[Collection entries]
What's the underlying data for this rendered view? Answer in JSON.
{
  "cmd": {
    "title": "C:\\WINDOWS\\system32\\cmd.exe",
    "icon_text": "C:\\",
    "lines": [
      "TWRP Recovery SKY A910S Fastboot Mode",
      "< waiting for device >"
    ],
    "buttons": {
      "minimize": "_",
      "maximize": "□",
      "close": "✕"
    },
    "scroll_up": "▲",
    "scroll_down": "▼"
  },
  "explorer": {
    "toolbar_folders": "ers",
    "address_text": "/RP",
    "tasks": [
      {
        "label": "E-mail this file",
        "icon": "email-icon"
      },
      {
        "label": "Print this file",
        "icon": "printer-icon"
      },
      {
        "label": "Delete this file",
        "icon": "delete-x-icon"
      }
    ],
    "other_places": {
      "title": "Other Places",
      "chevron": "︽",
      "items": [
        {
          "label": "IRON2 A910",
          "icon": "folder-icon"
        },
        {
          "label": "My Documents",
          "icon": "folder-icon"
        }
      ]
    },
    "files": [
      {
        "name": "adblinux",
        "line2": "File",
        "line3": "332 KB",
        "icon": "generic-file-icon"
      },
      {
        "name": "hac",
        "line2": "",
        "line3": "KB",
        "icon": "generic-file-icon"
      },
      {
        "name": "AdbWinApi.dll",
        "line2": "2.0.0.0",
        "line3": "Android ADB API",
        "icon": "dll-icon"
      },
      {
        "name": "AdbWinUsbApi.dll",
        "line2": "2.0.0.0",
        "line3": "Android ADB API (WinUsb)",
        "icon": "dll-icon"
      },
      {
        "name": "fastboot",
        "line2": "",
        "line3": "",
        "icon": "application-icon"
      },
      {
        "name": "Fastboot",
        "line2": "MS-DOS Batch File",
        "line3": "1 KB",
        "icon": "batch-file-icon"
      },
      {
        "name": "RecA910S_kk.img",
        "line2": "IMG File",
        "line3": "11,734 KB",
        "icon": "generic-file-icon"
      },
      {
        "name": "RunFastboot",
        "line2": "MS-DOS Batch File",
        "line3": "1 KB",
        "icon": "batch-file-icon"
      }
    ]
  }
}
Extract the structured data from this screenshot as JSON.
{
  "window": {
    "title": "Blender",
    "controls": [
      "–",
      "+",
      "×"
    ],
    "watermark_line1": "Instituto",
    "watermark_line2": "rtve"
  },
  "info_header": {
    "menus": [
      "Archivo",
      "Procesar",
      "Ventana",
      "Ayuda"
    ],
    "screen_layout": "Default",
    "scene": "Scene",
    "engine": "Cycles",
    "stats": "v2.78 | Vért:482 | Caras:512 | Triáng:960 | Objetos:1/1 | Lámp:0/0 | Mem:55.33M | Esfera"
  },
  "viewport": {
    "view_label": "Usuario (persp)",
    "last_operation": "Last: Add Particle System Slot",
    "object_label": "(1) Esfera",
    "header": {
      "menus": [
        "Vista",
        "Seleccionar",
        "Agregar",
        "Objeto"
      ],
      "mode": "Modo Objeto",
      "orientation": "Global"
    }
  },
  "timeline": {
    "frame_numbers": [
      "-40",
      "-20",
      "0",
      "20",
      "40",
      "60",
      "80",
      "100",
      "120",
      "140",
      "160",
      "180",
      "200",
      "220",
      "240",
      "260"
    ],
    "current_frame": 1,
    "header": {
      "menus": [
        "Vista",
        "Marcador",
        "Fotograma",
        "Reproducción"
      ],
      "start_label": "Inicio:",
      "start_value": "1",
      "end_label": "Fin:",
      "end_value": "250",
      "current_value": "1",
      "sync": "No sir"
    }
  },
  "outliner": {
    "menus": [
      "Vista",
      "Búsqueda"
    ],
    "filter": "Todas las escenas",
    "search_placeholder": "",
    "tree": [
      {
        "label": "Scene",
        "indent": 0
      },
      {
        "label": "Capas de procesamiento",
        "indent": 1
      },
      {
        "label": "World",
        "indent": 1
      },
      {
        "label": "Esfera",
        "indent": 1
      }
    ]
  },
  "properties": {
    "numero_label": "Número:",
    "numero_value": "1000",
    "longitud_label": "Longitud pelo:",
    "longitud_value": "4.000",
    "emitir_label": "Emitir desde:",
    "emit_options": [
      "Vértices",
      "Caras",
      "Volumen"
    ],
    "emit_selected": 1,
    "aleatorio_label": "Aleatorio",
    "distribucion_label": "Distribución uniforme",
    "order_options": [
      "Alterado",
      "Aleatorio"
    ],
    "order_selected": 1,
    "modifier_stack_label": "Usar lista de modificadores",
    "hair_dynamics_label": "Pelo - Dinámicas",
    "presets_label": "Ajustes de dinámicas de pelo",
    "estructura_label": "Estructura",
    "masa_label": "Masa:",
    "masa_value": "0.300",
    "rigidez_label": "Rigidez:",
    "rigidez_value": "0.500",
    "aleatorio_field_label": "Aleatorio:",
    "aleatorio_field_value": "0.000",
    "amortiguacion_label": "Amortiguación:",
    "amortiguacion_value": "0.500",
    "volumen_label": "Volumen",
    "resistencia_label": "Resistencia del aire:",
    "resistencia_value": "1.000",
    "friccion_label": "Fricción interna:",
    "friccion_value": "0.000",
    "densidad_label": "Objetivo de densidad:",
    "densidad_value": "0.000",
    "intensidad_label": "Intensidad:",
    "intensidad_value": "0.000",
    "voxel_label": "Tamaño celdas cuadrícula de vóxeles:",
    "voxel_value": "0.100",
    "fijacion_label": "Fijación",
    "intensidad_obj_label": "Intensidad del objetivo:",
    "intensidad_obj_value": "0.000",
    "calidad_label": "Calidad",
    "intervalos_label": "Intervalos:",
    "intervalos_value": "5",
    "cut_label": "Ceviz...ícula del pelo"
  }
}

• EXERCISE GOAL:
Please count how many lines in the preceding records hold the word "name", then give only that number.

• TASK OUTPUT:
8